== Assignment ==
In the material below, some lines carry "value". Copy each such line.

Material provided Start Marker

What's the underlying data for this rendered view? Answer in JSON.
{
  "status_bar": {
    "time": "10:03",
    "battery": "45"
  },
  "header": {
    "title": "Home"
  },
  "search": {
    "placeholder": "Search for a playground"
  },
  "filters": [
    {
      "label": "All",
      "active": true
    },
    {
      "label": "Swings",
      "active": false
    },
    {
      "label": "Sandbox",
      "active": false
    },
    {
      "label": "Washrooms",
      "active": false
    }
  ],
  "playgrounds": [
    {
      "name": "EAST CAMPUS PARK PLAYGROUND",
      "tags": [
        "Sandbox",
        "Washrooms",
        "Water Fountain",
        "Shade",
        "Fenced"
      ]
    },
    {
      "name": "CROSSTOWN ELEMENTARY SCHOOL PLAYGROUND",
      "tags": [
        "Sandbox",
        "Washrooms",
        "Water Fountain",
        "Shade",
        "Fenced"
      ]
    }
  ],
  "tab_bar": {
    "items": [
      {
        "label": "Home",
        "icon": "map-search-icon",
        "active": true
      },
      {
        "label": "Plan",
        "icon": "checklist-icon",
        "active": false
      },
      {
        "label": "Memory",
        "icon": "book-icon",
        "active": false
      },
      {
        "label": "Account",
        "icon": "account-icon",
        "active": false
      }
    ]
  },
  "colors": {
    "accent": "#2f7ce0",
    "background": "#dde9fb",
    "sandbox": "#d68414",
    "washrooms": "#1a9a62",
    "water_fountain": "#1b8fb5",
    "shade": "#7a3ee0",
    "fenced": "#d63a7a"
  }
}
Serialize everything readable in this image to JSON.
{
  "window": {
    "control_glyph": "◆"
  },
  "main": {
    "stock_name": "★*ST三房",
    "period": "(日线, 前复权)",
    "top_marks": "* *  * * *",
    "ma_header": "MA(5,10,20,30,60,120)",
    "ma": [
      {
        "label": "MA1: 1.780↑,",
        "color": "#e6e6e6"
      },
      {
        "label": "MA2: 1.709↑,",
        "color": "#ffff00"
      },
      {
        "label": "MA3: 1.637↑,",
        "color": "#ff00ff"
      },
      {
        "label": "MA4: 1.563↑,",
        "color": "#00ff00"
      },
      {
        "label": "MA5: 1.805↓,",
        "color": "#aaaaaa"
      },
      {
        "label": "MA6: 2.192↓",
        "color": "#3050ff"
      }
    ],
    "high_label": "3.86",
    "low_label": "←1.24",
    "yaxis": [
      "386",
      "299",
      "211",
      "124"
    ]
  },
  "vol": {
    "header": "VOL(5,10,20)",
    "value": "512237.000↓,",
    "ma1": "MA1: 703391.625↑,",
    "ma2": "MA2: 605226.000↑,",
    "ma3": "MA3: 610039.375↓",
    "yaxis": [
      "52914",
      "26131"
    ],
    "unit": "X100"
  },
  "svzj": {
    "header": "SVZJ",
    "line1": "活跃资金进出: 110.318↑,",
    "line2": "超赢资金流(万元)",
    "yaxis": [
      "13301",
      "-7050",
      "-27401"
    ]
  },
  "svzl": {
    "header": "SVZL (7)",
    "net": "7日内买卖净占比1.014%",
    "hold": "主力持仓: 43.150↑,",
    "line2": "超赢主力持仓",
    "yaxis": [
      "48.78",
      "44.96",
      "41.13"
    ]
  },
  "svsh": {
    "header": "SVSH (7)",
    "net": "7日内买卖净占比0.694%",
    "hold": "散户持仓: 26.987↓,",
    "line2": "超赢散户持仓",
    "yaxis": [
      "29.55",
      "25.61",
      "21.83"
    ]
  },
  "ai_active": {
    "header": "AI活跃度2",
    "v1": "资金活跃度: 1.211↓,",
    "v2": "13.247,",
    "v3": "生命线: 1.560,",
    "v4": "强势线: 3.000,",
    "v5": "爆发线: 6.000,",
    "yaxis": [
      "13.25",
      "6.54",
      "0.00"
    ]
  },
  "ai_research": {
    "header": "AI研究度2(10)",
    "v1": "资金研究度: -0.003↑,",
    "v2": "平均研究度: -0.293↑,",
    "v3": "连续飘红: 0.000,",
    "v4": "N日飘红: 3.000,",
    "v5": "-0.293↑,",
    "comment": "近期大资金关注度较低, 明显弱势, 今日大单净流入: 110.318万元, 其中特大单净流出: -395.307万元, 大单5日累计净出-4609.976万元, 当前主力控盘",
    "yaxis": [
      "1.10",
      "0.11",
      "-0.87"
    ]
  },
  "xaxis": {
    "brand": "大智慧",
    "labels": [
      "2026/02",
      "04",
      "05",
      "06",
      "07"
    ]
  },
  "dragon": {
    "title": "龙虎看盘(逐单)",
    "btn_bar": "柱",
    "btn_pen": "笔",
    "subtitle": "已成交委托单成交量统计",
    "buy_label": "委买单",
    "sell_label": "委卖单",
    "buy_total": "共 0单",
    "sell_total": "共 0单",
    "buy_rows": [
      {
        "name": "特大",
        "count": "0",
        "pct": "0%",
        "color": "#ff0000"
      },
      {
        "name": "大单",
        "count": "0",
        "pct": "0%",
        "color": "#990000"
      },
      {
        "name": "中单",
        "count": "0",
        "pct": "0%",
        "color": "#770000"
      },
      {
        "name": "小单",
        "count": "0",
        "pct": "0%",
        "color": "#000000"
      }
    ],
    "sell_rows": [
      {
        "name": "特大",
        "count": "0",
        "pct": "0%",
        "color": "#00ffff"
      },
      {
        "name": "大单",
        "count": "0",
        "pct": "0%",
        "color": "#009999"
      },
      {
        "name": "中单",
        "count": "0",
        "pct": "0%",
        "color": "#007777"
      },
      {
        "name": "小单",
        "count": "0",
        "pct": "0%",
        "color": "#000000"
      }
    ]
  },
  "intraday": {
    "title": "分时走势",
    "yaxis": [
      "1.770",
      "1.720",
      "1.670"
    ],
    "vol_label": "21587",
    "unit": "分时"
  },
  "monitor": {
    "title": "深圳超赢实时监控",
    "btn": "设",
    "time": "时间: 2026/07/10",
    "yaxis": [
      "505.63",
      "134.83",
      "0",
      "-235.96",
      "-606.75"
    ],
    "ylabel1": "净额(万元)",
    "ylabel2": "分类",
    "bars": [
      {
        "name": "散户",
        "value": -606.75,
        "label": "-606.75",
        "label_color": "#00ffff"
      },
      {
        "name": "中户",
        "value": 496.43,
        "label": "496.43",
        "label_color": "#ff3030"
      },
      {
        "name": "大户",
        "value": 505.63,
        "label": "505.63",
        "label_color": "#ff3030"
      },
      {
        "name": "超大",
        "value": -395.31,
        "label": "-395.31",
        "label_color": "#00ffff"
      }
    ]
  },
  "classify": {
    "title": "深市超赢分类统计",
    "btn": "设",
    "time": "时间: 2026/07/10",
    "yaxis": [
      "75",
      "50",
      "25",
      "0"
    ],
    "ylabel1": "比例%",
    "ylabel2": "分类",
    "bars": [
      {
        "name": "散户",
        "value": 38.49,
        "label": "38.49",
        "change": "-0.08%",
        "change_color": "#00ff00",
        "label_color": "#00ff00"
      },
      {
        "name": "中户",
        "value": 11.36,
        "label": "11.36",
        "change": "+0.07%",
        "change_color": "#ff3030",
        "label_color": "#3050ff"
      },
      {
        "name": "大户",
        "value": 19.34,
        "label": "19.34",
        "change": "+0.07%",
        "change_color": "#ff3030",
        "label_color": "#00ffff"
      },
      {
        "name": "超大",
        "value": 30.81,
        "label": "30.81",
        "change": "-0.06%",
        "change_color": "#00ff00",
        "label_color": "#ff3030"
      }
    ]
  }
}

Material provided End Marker

== Solved exercise ==
    "value": "512237.000↓,",
        "value": -606.75,
        "value": 496.43,
        "value": 505.63,
        "value": -395.31,
        "value": 38.49,
        "value": 11.36,
        "value": 19.34,
        "value": 30.81,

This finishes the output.